Republicans find new weapon to lock in power for generations
Senate Majority Leader Mitch McConnell. (Mande Ngan/AFP)

Republicans have turned to a new weapon in their broader strategy to lock in their political power for generations.

GOP lawmakers in Florida, Idaho, South Dakota and other states have passed laws limiting the use of ballot initiatives, which have allowed voters to bypass state legislatures to enact laws that have allowed Democrats in conservative states to advance their agendas, reported the New York Times.

"They have implemented web after web of technicalities and hurdles that make it really hard for community-based groups to qualify for the ballot and counter why ballot initiatives were created in the first place," said Chris Melody Fields Figueredo, executive director of the Ballot Initiative Strategy Center. "This is directly connected to every attack we've seen on our democracy."

Republicans have so far this year introduced 144 bills to restrict the ballot initiative processes in 32 states, and 19 of those have been signed into law by GOP governors.

GOP legislators in three states have asked voters to approve ballot initiatives that would limit their own right to do the same thing in future elections.

"Republicans have every statewide office, 85 percent of the Legislature and every constitutional office," said Reynold Nesiba, one of three Democrats in South Dakota's 35-member state Senate. "The one place where Democrats can make progress is through the initiated measure process, and the Republicans want to take that away, too."

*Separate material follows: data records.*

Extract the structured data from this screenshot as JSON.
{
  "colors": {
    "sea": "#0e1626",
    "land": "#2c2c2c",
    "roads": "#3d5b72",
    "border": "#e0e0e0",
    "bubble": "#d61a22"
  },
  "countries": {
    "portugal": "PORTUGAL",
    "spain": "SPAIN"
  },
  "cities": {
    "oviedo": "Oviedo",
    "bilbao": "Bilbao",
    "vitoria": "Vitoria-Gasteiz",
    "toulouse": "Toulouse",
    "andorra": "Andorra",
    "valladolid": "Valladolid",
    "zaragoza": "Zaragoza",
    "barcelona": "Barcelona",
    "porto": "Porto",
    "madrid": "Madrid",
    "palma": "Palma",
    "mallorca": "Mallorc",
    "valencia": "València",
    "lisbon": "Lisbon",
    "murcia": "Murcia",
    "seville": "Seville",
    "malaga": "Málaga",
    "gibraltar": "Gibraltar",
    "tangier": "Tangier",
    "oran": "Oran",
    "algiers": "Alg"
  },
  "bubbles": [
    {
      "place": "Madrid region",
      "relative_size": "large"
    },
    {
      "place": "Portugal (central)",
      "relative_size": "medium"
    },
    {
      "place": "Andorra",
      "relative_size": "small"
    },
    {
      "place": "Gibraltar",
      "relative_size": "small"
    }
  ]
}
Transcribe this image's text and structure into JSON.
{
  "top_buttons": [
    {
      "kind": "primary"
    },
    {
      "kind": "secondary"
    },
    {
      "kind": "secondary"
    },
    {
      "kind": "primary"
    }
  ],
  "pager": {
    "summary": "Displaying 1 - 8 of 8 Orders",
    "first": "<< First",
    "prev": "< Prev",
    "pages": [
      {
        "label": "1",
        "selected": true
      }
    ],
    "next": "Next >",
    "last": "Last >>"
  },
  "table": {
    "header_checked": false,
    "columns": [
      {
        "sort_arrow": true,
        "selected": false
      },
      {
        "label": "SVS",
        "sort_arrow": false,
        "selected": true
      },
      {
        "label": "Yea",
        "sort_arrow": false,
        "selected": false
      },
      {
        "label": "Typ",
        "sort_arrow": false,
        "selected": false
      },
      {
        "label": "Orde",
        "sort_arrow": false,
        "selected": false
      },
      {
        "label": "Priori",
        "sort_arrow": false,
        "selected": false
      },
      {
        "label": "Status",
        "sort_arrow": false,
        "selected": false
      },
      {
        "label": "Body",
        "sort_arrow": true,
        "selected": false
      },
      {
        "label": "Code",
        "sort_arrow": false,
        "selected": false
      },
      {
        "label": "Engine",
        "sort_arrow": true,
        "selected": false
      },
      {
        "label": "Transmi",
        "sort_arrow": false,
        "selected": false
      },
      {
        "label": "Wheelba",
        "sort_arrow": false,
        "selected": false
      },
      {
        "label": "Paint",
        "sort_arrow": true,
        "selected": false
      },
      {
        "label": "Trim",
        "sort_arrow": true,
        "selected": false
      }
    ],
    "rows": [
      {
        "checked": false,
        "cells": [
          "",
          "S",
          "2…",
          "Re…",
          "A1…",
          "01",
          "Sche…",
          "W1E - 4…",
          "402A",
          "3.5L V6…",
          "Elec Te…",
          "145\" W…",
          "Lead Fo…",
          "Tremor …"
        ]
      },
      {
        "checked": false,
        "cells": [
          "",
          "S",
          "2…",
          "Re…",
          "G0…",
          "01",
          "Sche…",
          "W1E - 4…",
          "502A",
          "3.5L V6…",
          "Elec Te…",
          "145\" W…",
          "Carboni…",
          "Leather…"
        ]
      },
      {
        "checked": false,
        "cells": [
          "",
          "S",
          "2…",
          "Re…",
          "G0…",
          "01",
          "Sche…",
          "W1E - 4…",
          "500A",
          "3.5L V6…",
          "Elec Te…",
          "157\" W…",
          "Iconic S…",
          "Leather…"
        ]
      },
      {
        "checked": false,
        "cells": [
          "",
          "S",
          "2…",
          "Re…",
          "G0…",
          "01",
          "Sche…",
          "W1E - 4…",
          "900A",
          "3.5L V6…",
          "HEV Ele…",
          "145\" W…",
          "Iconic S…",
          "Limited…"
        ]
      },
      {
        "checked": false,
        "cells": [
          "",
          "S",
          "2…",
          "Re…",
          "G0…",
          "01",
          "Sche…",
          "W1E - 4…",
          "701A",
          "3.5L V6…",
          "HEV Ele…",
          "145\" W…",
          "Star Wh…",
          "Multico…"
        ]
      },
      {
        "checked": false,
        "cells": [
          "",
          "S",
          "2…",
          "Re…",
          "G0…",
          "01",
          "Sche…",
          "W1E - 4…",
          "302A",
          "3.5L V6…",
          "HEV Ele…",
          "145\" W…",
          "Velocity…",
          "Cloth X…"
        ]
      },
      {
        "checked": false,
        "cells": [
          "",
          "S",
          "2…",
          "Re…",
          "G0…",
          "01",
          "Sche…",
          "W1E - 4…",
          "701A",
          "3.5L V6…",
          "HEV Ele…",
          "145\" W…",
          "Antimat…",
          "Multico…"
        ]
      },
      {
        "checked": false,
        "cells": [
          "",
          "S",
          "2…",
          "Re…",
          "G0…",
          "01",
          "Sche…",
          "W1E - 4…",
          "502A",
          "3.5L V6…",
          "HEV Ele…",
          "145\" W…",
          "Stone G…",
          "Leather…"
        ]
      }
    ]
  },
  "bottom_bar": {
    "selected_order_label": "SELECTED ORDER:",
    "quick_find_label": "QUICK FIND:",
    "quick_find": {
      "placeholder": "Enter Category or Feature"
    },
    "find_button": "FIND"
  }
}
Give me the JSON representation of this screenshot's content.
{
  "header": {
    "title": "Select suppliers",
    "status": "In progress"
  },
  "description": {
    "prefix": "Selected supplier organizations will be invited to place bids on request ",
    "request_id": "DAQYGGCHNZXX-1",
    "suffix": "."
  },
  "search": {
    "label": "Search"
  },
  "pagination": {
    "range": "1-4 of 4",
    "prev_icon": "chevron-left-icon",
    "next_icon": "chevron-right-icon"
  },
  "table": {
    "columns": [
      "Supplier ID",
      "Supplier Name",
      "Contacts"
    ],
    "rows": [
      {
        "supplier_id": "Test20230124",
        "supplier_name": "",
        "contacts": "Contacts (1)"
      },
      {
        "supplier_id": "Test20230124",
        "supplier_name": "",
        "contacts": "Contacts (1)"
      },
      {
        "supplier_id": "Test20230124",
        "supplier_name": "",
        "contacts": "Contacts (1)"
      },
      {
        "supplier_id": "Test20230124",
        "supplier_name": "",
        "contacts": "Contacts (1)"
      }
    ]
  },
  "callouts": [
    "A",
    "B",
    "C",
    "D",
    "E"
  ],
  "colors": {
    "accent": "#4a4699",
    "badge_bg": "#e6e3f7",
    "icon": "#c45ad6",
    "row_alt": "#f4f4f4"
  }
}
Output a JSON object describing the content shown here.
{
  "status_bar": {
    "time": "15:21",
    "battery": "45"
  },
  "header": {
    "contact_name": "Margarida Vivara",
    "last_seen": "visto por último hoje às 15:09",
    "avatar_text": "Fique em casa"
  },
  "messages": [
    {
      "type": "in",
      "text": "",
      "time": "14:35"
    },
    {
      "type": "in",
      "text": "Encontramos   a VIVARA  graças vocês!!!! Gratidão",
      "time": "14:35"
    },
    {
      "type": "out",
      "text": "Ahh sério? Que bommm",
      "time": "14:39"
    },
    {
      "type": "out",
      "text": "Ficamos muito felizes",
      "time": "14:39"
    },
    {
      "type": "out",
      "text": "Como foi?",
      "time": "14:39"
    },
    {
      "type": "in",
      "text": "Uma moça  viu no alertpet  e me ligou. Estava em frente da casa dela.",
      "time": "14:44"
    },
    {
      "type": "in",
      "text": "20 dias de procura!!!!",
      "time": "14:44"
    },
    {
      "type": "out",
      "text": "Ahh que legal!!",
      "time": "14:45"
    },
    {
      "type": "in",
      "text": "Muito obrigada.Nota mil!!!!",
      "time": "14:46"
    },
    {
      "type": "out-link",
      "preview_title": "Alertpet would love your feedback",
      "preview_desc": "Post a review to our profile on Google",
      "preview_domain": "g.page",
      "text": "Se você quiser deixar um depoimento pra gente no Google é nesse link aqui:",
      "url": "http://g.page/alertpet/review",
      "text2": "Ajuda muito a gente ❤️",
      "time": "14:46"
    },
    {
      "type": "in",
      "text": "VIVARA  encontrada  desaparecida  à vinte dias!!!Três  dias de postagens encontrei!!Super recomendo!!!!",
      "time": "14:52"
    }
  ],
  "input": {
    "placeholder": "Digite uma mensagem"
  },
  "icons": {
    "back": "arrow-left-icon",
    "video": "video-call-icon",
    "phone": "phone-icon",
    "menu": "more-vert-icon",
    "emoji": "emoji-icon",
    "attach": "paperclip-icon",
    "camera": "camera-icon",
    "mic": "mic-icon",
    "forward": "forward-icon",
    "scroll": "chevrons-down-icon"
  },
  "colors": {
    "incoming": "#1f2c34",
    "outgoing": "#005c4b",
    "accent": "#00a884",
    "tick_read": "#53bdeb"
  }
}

GOP sponsors haven't been shy about explaining why they're introducing new measures aimed at making it harder to get initiatives on the ballot or harder to pass if they make it before voters.

"I don't dispute that it will be more difficult to put a referendum on the ballot under the statute, but that's the point," said state Sen. Ray Rodrigues, a Republican who sponsored a bill aimed at ballot initiatives.